_PROBLEM REQUIREMENTS_
Each line of the entries below that includes "operator" belongs in your answer.

** SUPPLIED ENTRIES follows **

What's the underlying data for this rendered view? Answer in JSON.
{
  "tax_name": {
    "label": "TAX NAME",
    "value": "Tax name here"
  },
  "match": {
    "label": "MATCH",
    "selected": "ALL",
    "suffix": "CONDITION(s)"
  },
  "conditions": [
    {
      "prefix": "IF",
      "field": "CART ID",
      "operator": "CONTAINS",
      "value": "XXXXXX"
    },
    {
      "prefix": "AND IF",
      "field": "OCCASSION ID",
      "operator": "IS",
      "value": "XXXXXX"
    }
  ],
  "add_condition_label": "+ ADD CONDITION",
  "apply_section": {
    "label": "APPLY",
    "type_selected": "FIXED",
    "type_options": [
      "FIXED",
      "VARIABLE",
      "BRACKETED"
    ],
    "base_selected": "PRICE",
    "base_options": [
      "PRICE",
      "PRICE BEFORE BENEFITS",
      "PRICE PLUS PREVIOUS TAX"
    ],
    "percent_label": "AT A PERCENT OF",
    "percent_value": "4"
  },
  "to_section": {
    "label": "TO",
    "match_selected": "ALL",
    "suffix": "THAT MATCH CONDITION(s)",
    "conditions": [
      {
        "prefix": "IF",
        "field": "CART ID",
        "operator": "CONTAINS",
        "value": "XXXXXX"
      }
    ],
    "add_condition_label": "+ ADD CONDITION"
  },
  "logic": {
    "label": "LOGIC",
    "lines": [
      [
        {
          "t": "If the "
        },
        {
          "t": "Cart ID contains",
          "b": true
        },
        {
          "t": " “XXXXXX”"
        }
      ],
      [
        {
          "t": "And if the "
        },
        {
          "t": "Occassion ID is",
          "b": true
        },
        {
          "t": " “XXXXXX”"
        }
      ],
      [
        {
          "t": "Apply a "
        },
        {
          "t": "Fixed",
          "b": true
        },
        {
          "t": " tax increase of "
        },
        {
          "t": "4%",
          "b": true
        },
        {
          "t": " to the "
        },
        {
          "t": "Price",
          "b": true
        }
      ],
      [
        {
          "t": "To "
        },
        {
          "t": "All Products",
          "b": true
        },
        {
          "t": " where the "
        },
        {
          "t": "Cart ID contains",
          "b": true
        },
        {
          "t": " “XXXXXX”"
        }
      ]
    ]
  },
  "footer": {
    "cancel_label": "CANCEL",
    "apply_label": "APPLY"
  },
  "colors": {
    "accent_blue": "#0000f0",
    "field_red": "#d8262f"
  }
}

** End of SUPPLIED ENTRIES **

_EXERCISE RESPONSE_
      "operator": "CONTAINS",
      "operator": "IS",
        "operator": "CONTAINS",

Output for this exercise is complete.